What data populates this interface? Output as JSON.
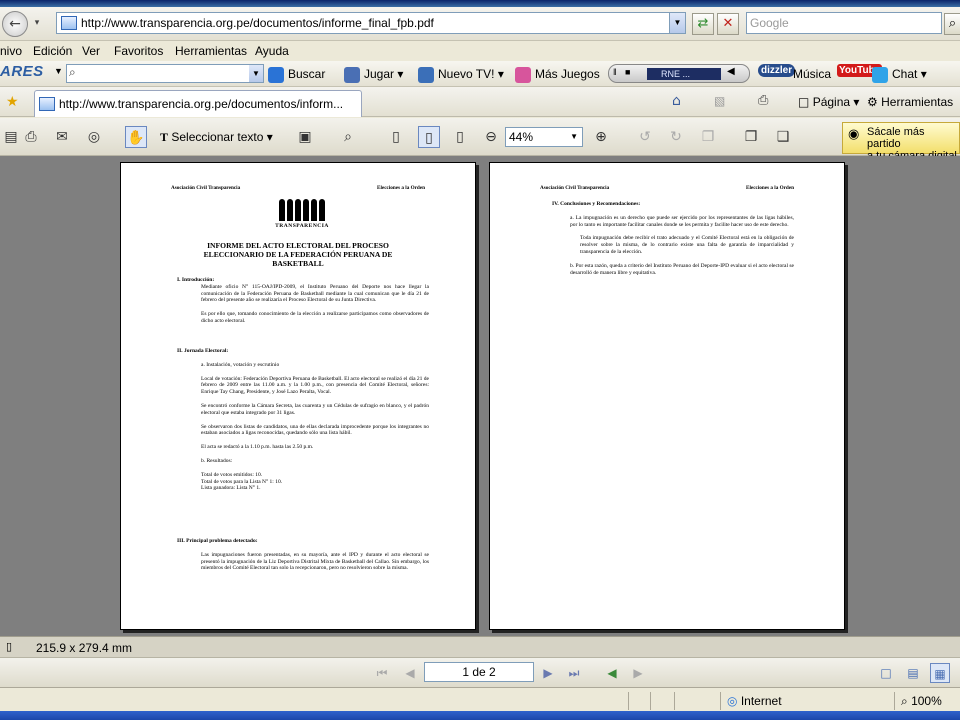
{
  "browser": {
    "address_url": "http://www.transparencia.org.pe/documentos/informe_final_fpb.pdf",
    "search_placeholder": "Google",
    "menu": [
      "nivo",
      "Edición",
      "Ver",
      "Favoritos",
      "Herramientas",
      "Ayuda"
    ],
    "toolbar": {
      "brand": "ARES",
      "buscar": "Buscar",
      "jugar": "Jugar",
      "nuevo_tv": "Nuevo TV!",
      "mas_juegos": "Más Juegos",
      "radio_station": "RNE ...",
      "musica": "Música",
      "chat": "Chat",
      "dizzler_logo": "dizzler",
      "youtube_logo": "YouTube"
    },
    "tab_title": "http://www.transparencia.org.pe/documentos/inform...",
    "tab_tools": {
      "pagina": "Página",
      "herramientas": "Herramientas"
    }
  },
  "pdf": {
    "select_text_label": "Seleccionar texto",
    "zoom": "44%",
    "promo_line1": "Sácale más partido",
    "promo_line2": "a tu cámara digital",
    "page_size": "215.9 x 279.4 mm",
    "page_indicator": "1 de 2"
  },
  "status": {
    "zone": "Internet",
    "zoom": "100%"
  },
  "document": {
    "page1": {
      "header_left": "Asociación Civil Transparencia",
      "header_right": "Elecciones a la Orden",
      "logo_text": "TRANSPARENCIA",
      "title": "INFORME DEL ACTO ELECTORAL DEL PROCESO ELECCIONARIO DE LA FEDERACIÓN PERUANA DE BASKETBALL",
      "s1_head": "I.      Introducción:",
      "s1_p1": "Mediante oficio N° 115-OAJ/IPD-2009, el Instituto Peruano del Deporte nos hace llegar la comunicación de la Federación Peruana de Basketball mediante la cual comunican que le día 21 de febrero del presente año se realizaría el Proceso Electoral de su Junta Directiva.",
      "s1_p2": "Es por ello que, tomando conocimiento de la elección a realizarse participamos como observadores de dicho acto electoral.",
      "s2_head": "II.     Jornada Electoral:",
      "s2_sub_a": "a. Instalación, votación y escrutinio",
      "s2_p1": "Local de votación: Federación Deportiva Peruana de Basketball. El acto electoral se realizó el día 21 de febrero de 2009 entre las 11.00 a.m. y la 1.00 p.m., con presencia del Comité Electoral, señores: Enrique Tay Chang, Presidente, y José Lazo Peralta, Vocal.",
      "s2_p2": "Se encontró conforme la Cámara Secreta, las cuarenta y un Cédulas de sufragio en blanco, y el padrón electoral que estaba integrado por 31 ligas.",
      "s2_p3": "Se observaron dos listas de candidatos, una de ellas declarada improcedente porque los integrantes no estaban asociados a ligas reconocidas, quedando sólo una lista hábil.",
      "s2_p4": "El acta se redactó a la 1.10 p.m. hasta las 2.50 p.m.",
      "s2_sub_b": "b. Resultados:",
      "s2_r1": "Total de votos emitidos: 10.",
      "s2_r2": "Total de votos para la Lista N° 1: 10.",
      "s2_r3": "Lista ganadora: Lista N° 1.",
      "s3_head": "III.    Principal problema detectado:",
      "s3_p1": "Las impugnaciones fueron presentadas, en su mayoría, ante el IPD y durante el acto electoral se presentó la impugnación de la Liz Deportiva Distrital Mixta de Basketball del Callao. Sin embargo, los miembros del Comité Electoral tan solo la recepcionaron, pero no resolvieron sobre la misma."
    },
    "page2": {
      "header_left": "Asociación Civil Transparencia",
      "header_right": "Elecciones a la Orden",
      "s4_head": "IV.     Conclusiones y Recomendaciones:",
      "s4_a": "a.   La impugnación es un derecho que puede ser ejercido por los representantes de las ligas hábiles, por lo tanto es importante facilitar canales donde se les permita y facilite hacer uso de este derecho.",
      "s4_a2": "Toda impugnación debe recibir el trato adecuado y el Comité Electoral está en la obligación de resolver sobre la misma, de lo contrario existe una falta de garantía de imparcialidad y transparencia de la elección.",
      "s4_b": "b.   Por esta razón, queda a criterio del Instituto Peruano del Deporte-IPD evaluar si el acto electoral se desarrolló de manera libre y equitativa."
    }
  },
  "colors": {
    "viewer_bg": "#7f7f7f",
    "chrome_bg": "#ece9d8",
    "link_blue": "#2d5ea3"
  }
}
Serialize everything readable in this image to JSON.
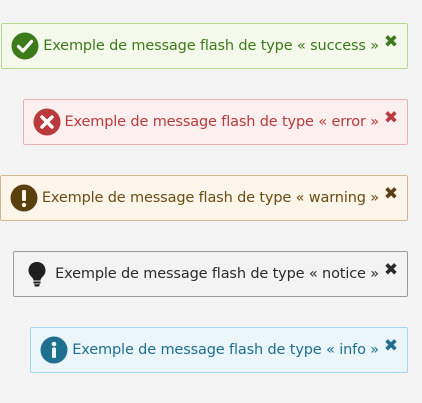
{
  "flashes": [
    {
      "type": "success",
      "text": "Exemple de message flash de type « success »",
      "icon": "check-circle-icon",
      "close": "✖"
    },
    {
      "type": "error",
      "text": "Exemple de message flash de type « error »",
      "icon": "times-circle-icon",
      "close": "✖"
    },
    {
      "type": "warning",
      "text": "Exemple de message flash de type « warning »",
      "icon": "exclamation-circle-icon",
      "close": "✖"
    },
    {
      "type": "notice",
      "text": "Exemple de message flash de type « notice »",
      "icon": "lightbulb-icon",
      "close": "✖"
    },
    {
      "type": "info",
      "text": "Exemple de message flash de type « info »",
      "icon": "info-circle-icon",
      "close": "✖"
    }
  ],
  "colors": {
    "success": "#3c7a1a",
    "error": "#b93a3d",
    "warning": "#6a4c14",
    "notice": "#2b2b2b",
    "info": "#1f6f8f"
  }
}
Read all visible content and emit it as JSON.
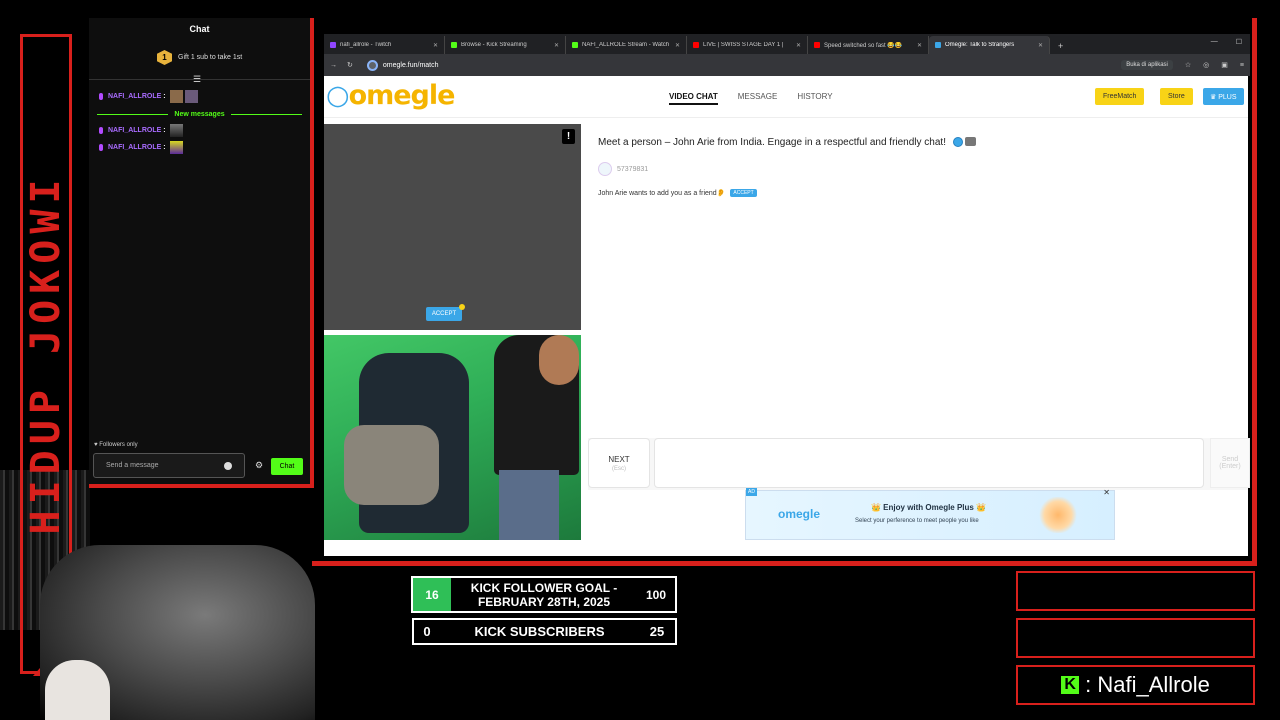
{
  "side_banner": {
    "text": "HIDUP JOKOWI"
  },
  "chat": {
    "title": "Chat",
    "gift": {
      "badge": "1",
      "text": "Gift 1 sub to take 1st"
    },
    "messages": [
      {
        "user": "NAFI_ALLROLE"
      },
      {
        "user": "NAFI_ALLROLE"
      },
      {
        "user": "NAFI_ALLROLE"
      }
    ],
    "new_messages_label": "New messages",
    "followers_only": "♥ Followers only",
    "input_placeholder": "Send a message",
    "send_label": "Chat",
    "accent": "#53fc18",
    "username_color": "#a96cff"
  },
  "browser": {
    "tabs": [
      {
        "title": "nafi_allrole - Twitch",
        "color": "#9146ff"
      },
      {
        "title": "Browse - Kick Streaming",
        "color": "#53fc18"
      },
      {
        "title": "NAFI_ALLROLE Stream - Watch",
        "color": "#53fc18"
      },
      {
        "title": "LIVE | SWISS STAGE DAY 1 |",
        "color": "#ff0000"
      },
      {
        "title": "Speed switched so fast 😂😂",
        "color": "#ff0000"
      },
      {
        "title": "Omegle: Talk to Strangers",
        "color": "#3ba7e8"
      }
    ],
    "url": "omegle.fun/match",
    "open_app_label": "Buka di aplikasi"
  },
  "omegle": {
    "logo": "omegle",
    "nav": {
      "video_chat": "VIDEO CHAT",
      "message": "MESSAGE",
      "history": "HISTORY"
    },
    "free_match": "FreeMatch",
    "store": "Store",
    "plus": "♛ PLUS",
    "report": "!",
    "accept": "ACCEPT",
    "intro": "Meet a person – John Arie from India. Engage in a respectful and friendly chat!",
    "stranger_id": "57379831",
    "friend_request": "John Arie wants to add you as a friend👂",
    "mini_accept": "ACCEPT",
    "next_label": "NEXT",
    "next_hint": "(Esc)",
    "send_label": "Send",
    "send_hint": "(Enter)",
    "ad": {
      "tag": "AD",
      "close": "✕",
      "logo": "omegle",
      "title": "👑 Enjoy with Omegle Plus 👑",
      "subtitle": "Select your perference to meet people you like"
    },
    "colors": {
      "brand_yellow": "#f5b400",
      "brand_blue": "#3ba7e8"
    }
  },
  "goals": {
    "follower": {
      "current": "16",
      "label": "KICK FOLLOWER GOAL - FEBRUARY 28TH, 2025",
      "target": "100"
    },
    "subscriber": {
      "current": "0",
      "label": "KICK SUBSCRIBERS",
      "target": "25"
    }
  },
  "social": {
    "icon": "K",
    "handle": ": Nafi_Allrole"
  },
  "frame_color": "#d8201c"
}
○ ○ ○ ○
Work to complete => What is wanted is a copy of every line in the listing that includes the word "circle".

Answer below =>
      "icon": "check-circle-icon",
      "icon": "times-circle-icon",
      "icon": "exclamation-circle-icon",
      "icon": "info-circle-icon",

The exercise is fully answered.